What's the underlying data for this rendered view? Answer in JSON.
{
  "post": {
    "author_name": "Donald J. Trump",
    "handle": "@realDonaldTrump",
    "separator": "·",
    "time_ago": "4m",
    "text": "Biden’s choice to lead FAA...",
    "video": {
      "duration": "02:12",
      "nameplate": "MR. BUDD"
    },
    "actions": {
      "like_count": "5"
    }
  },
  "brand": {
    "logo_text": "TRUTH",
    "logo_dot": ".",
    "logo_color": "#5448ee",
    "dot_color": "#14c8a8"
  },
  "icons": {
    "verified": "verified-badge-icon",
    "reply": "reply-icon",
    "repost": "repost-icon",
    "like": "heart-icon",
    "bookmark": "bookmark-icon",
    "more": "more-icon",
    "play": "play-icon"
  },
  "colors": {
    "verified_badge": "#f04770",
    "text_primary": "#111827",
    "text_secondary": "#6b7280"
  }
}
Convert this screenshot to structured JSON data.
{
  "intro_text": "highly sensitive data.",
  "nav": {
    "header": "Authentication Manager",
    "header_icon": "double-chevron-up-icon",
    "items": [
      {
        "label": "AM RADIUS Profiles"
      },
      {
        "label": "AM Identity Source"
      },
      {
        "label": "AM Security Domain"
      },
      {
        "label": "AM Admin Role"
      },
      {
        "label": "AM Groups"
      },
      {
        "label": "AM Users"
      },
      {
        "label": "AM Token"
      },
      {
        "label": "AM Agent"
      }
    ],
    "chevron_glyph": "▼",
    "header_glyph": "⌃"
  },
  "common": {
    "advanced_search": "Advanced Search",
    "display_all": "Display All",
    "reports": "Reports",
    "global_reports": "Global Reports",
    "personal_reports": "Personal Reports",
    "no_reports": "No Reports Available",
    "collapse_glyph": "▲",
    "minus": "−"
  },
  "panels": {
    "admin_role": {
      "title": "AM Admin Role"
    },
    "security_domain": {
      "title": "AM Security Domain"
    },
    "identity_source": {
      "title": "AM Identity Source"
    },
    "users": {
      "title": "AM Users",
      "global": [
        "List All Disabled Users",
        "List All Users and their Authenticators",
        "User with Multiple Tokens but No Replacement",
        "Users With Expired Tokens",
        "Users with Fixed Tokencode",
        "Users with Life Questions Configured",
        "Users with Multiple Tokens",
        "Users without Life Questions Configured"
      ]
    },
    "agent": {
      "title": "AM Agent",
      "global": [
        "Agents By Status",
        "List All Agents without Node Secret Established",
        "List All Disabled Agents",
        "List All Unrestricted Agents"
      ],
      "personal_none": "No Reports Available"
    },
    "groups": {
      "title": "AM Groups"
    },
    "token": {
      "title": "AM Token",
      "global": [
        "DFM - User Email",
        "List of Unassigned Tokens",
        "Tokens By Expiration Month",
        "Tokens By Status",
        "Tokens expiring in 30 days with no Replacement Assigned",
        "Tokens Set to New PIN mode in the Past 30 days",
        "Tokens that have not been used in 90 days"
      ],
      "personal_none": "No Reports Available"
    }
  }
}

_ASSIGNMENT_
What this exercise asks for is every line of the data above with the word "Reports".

_RESULT_
    "reports": "Reports",
    "global_reports": "Global Reports",
    "personal_reports": "Personal Reports",
    "no_reports": "No Reports Available",
      "personal_none": "No Reports Available"
      "personal_none": "No Reports Available"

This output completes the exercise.